“Jomfruburet” (The Maidens’ Bower) dating from the 1700s, is the trading post’s oldest house. This was where the older, unmarried ladies of the family lived. Almost as old is “Bårstua”, or “Borgerstua”. Running a trading post with an inn and trading rights involved many obligations, including keeping a “borgerstue” (travellers’ accommodation) ready for fishermen, ships’ crews and passengers on their way north or south past Havnnes. One of the buildings, known as “Banken” (The Bank), dates from the 1850s; after 1900 it became the head office of the savings bank Skjærvø Sparebank.
The general store and summer café are open for all
The general store, dating from 1916, is still a working establishment. Decorated with vintage tin signs, there are advertisements for everything from soap to coffee. Tobacco and beer advertising is more of a problem these days. “Ta et glass øl, De også” (“Why not enjoy a glass of beer?”) is of course prohibited alcohol advertising, but with a special licence the owners are allowed to hang it there. The advertisements for “sanitary products” in anonymous packaging (yes, it is what you thought), would, on the other hand, have been more explicit today.
Stockfish production goes on here today
Stockfish (unsalted, dried fish, usually cod) is Norway’s oldest export product, and Havnnes Handelssted traditionally always bought its stockfish directly from the fishermen. When the fishermen stopped drying the fish themselves, Havnnes Handelssted began its own stockfish production, and now visitors can go into the stockfish warehouse and see the big piles of fish destined for the Italian market. Salted fish is also produced here.
Six thousand years of history lay on this site
In the forest above Havnnes a large collection of spear- and arrowheads has been found, some of them made from stone imported from the Kola Peninsula up in the far north. There appears to have been some sort of mass production of stone tools going on here, which has surprised the archaeologists. Up until the 17th century, Sami culture was more or less dominant in the area, but after that period Norwegians and Danes started to settle along the Rotsundet inlet.
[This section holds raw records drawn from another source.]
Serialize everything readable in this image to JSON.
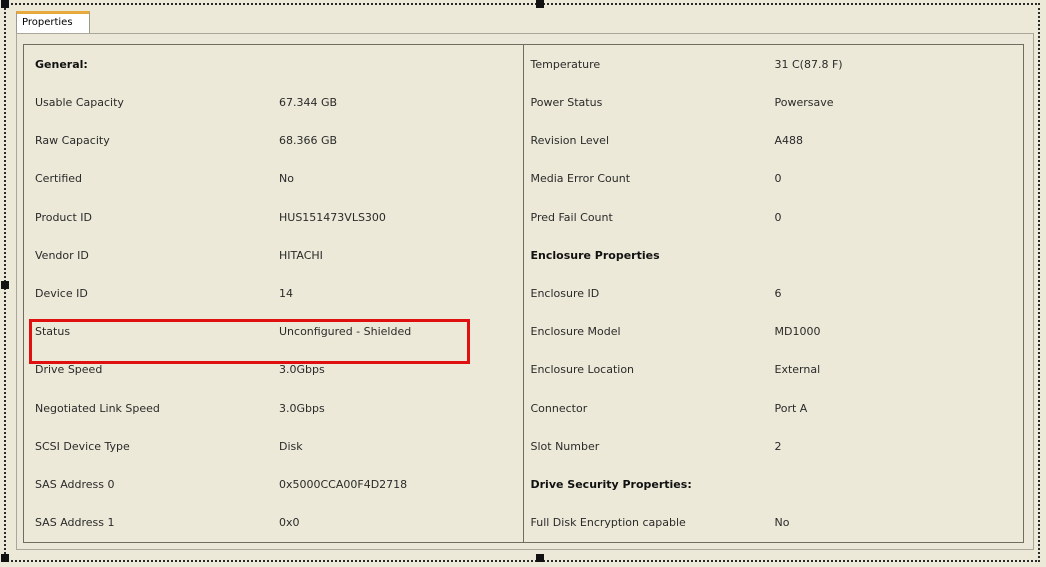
{
  "tab": {
    "label": "Properties"
  },
  "left_rows": [
    {
      "label": "General:",
      "value": "",
      "heading": true
    },
    {
      "label": "Usable Capacity",
      "value": "67.344 GB"
    },
    {
      "label": "Raw Capacity",
      "value": "68.366 GB"
    },
    {
      "label": "Certified",
      "value": "No"
    },
    {
      "label": "Product ID",
      "value": "HUS151473VLS300"
    },
    {
      "label": "Vendor ID",
      "value": "HITACHI"
    },
    {
      "label": "Device ID",
      "value": "14"
    },
    {
      "label": "Status",
      "value": "Unconfigured - Shielded"
    },
    {
      "label": "Drive Speed",
      "value": "3.0Gbps"
    },
    {
      "label": "Negotiated Link Speed",
      "value": "3.0Gbps"
    },
    {
      "label": "SCSI Device Type",
      "value": "Disk"
    },
    {
      "label": "SAS Address 0",
      "value": "0x5000CCA00F4D2718"
    },
    {
      "label": "SAS Address 1",
      "value": "0x0"
    }
  ],
  "right_rows": [
    {
      "label": "Temperature",
      "value": "31 C(87.8 F)"
    },
    {
      "label": "Power Status",
      "value": "Powersave"
    },
    {
      "label": "Revision Level",
      "value": "A488"
    },
    {
      "label": "Media Error Count",
      "value": "0"
    },
    {
      "label": "Pred Fail Count",
      "value": "0"
    },
    {
      "label": "Enclosure Properties",
      "value": "",
      "heading": true
    },
    {
      "label": "Enclosure ID",
      "value": "6"
    },
    {
      "label": "Enclosure Model",
      "value": "MD1000"
    },
    {
      "label": "Enclosure Location",
      "value": "External"
    },
    {
      "label": "Connector",
      "value": "Port A"
    },
    {
      "label": "Slot Number",
      "value": "2"
    },
    {
      "label": "Drive Security Properties:",
      "value": "",
      "heading": true
    },
    {
      "label": "Full Disk Encryption capable",
      "value": "No"
    }
  ],
  "colors": {
    "background": "#ece9d8",
    "grid_border": "#6f6d60",
    "highlight": "#e01010",
    "tab_accent": "#e7a83c"
  }
}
The trading post is run by the Giæver family
Havnnes is situated on a headland at the entrance to the Rotsundet inlet, and from here one can sail into the Lyngenfjord, along the shipping channel that goes south towards Tromsø and north towards Skjervøy and Finnmark. In 1784, Havnnes was awarded an innkeeping licence, in other words a licence to conduct trade. The Giæver family came to Havnnes in 1795, and they have run the place ever since, among the fish dealers, shop-owners, big farm-owners, fishing boat owners, industrial entrepreneurs and bankers. Today, Havnnes is run by the seventh generation of the Giæver family.
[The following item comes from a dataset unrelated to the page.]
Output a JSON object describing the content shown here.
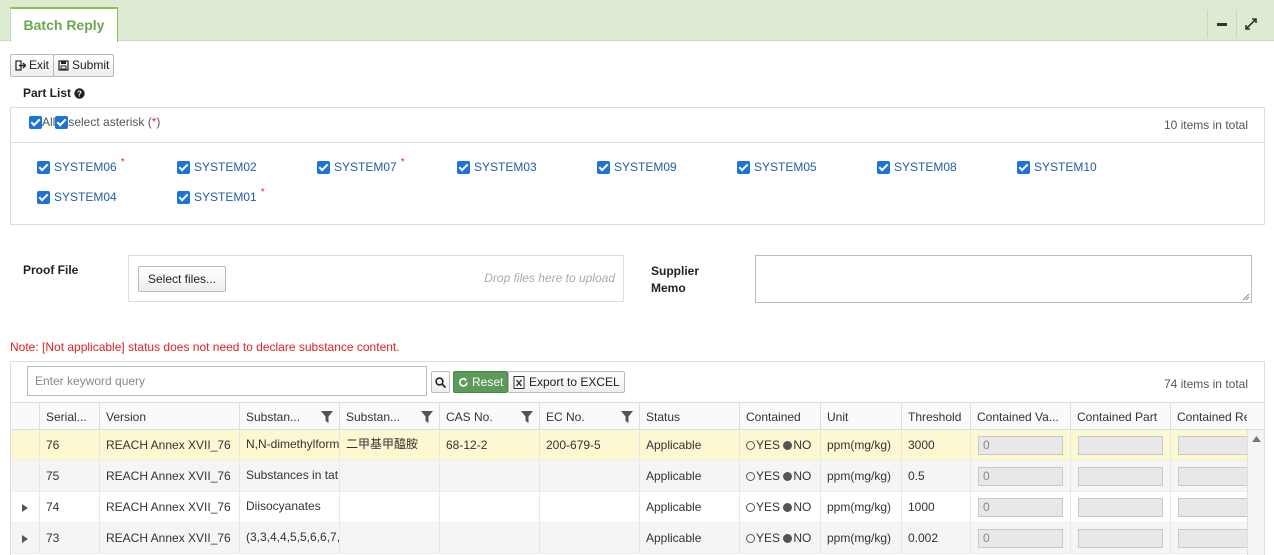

Mother Lyng is an icon of the fjord
Among the more well-known members of the Giæver family was “Mor Lyng” (Mother Lyng), who ran Havnnes early in the 1800s. She gave birth to 12 children, all of whom died. So she fostered as many as 32 orphans, and made sure they were taught their parents’ trade: seaman, fisherman, farmer, etc. Her care and compassion for the poor was legendary. She died in 1845.
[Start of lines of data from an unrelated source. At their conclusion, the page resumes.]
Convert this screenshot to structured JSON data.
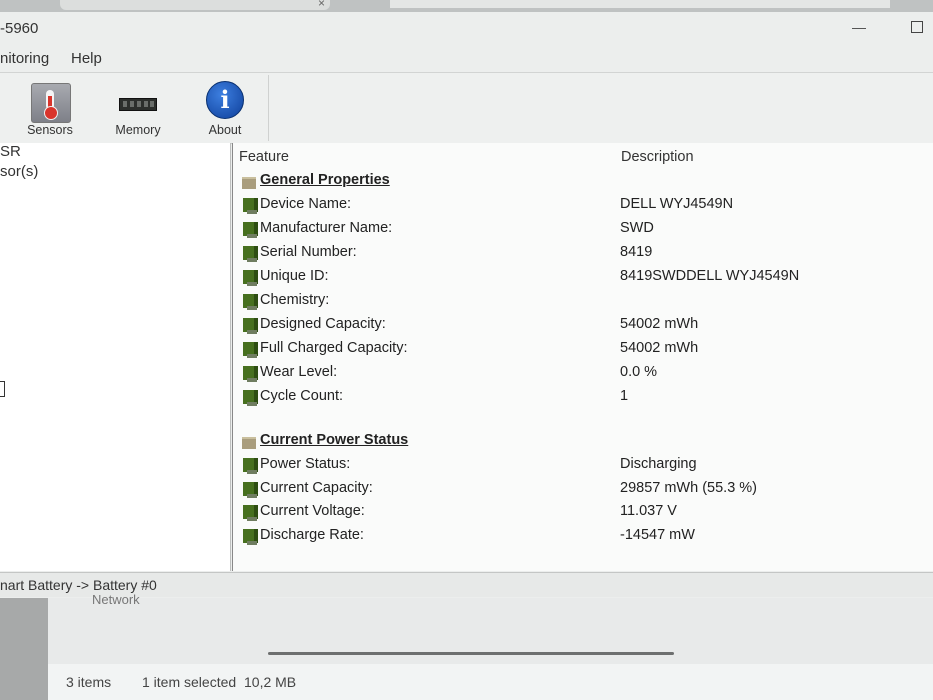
{
  "window": {
    "title": "-5960",
    "menu": [
      "nitoring",
      "Help"
    ]
  },
  "toolbar": {
    "buttons": [
      {
        "label": "Sensors",
        "icon": "thermometer-icon"
      },
      {
        "label": "Memory",
        "icon": "memory-chip-icon"
      },
      {
        "label": "About",
        "icon": "info-icon"
      }
    ]
  },
  "tree": {
    "items": [
      "SR",
      "sor(s)"
    ]
  },
  "list": {
    "columns": [
      "Feature",
      "Description"
    ],
    "sections": [
      {
        "title": "General Properties",
        "rows": [
          {
            "feature": "Device Name:",
            "value": "DELL WYJ4549N"
          },
          {
            "feature": "Manufacturer Name:",
            "value": "SWD"
          },
          {
            "feature": "Serial Number:",
            "value": "8419"
          },
          {
            "feature": "Unique ID:",
            "value": "8419SWDDELL WYJ4549N"
          },
          {
            "feature": "Chemistry:",
            "value": ""
          },
          {
            "feature": "Designed Capacity:",
            "value": "54002 mWh"
          },
          {
            "feature": "Full Charged Capacity:",
            "value": "54002 mWh"
          },
          {
            "feature": "Wear Level:",
            "value": "0.0 %"
          },
          {
            "feature": "Cycle Count:",
            "value": "1"
          }
        ]
      },
      {
        "title": "Current Power Status",
        "rows": [
          {
            "feature": "Power Status:",
            "value": "Discharging"
          },
          {
            "feature": "Current Capacity:",
            "value": "29857 mWh (55.3 %)"
          },
          {
            "feature": "Current Voltage:",
            "value": "11.037 V"
          },
          {
            "feature": "Discharge Rate:",
            "value": "-14547 mW"
          }
        ]
      }
    ]
  },
  "statusbar": {
    "path": "nart Battery -> Battery #0"
  },
  "explorer": {
    "nav_item": "Network",
    "items_count": "3 items",
    "selection": "1 item selected",
    "size": "10,2 MB"
  }
}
Even the axis forces understood the architectural importance of Havnnes
Towards the end of 1944, the population was forcibly evacuated and the houses razed to the ground by the German occupying forces retreating from Northern Troms and Finnmark. The Giæver family went to Trondheim, where they lived for a long time not knowing what had happened to Havnnes. In the spring of 1945, the then owner, Johs. Giæver, returned to Havnnes and found the place untouched. He also found a notice written on cellulose which read “Kulturell wertvoll, daher nicht zerstören” (“Of cultural value, do not destroy”). The cellulose notice has been framed and now hangs in the general store.